■ WHAT TO DO ■
Which lines run from the one containing "Parse this screenshot: output" to the end of the records? Write them out exactly, both ends included, and nothing else.

■ GIVEN RECORDS ■
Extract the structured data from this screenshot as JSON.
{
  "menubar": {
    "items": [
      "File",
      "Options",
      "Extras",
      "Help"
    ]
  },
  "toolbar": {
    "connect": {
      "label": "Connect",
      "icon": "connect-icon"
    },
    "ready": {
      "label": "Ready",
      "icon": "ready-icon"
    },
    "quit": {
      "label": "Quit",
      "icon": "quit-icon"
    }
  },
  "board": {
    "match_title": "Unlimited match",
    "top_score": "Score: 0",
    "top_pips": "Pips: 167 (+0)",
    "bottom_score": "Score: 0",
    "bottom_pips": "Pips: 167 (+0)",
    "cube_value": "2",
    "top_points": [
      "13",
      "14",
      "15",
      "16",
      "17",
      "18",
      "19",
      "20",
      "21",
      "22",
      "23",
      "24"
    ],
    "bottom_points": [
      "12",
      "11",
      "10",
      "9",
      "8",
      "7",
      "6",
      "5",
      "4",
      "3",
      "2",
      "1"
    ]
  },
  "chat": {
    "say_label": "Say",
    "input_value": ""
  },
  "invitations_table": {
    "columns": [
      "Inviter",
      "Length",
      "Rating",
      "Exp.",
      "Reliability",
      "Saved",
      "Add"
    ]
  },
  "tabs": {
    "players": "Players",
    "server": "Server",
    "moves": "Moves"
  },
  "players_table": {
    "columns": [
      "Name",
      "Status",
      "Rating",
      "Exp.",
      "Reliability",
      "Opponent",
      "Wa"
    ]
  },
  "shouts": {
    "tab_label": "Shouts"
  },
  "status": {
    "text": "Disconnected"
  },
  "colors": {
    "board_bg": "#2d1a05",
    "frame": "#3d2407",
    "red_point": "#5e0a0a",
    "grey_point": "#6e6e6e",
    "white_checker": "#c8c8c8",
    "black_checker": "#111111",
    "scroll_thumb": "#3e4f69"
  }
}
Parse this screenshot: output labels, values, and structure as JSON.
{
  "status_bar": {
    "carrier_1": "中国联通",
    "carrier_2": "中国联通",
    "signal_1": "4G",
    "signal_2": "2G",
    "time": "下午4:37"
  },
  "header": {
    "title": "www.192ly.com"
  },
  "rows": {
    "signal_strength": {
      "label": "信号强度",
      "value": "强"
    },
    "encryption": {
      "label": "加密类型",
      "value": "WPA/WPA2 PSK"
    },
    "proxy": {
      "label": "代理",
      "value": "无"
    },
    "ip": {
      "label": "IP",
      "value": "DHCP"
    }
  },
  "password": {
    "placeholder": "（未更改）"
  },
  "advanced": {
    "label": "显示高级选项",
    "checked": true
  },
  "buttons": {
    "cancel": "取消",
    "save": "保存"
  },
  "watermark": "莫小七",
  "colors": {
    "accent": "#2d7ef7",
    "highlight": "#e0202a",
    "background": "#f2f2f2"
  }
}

■ ANSWER SECTION ■
Parse this screenshot: output labels, values, and structure as JSON.
{
  "status_bar": {
    "carrier_1": "中国联通",
    "carrier_2": "中国联通",
    "signal_1": "4G",
    "signal_2": "2G",
    "time": "下午4:37"
  },
  "header": {
    "title": "www.192ly.com"
  },
  "rows": {
    "signal_strength": {
      "label": "信号强度",
      "value": "强"
    },
    "encryption": {
      "label": "加密类型",
      "value": "WPA/WPA2 PSK"
    },
    "proxy": {
      "label": "代理",
      "value": "无"
    },
    "ip": {
      "label": "IP",
      "value": "DHCP"
    }
  },
  "password": {
    "placeholder": "（未更改）"
  },
  "advanced": {
    "label": "显示高级选项",
    "checked": true
  },
  "buttons": {
    "cancel": "取消",
    "save": "保存"
  },
  "watermark": "莫小七",
  "colors": {
    "accent": "#2d7ef7",
    "highlight": "#e0202a",
    "background": "#f2f2f2"
  }
}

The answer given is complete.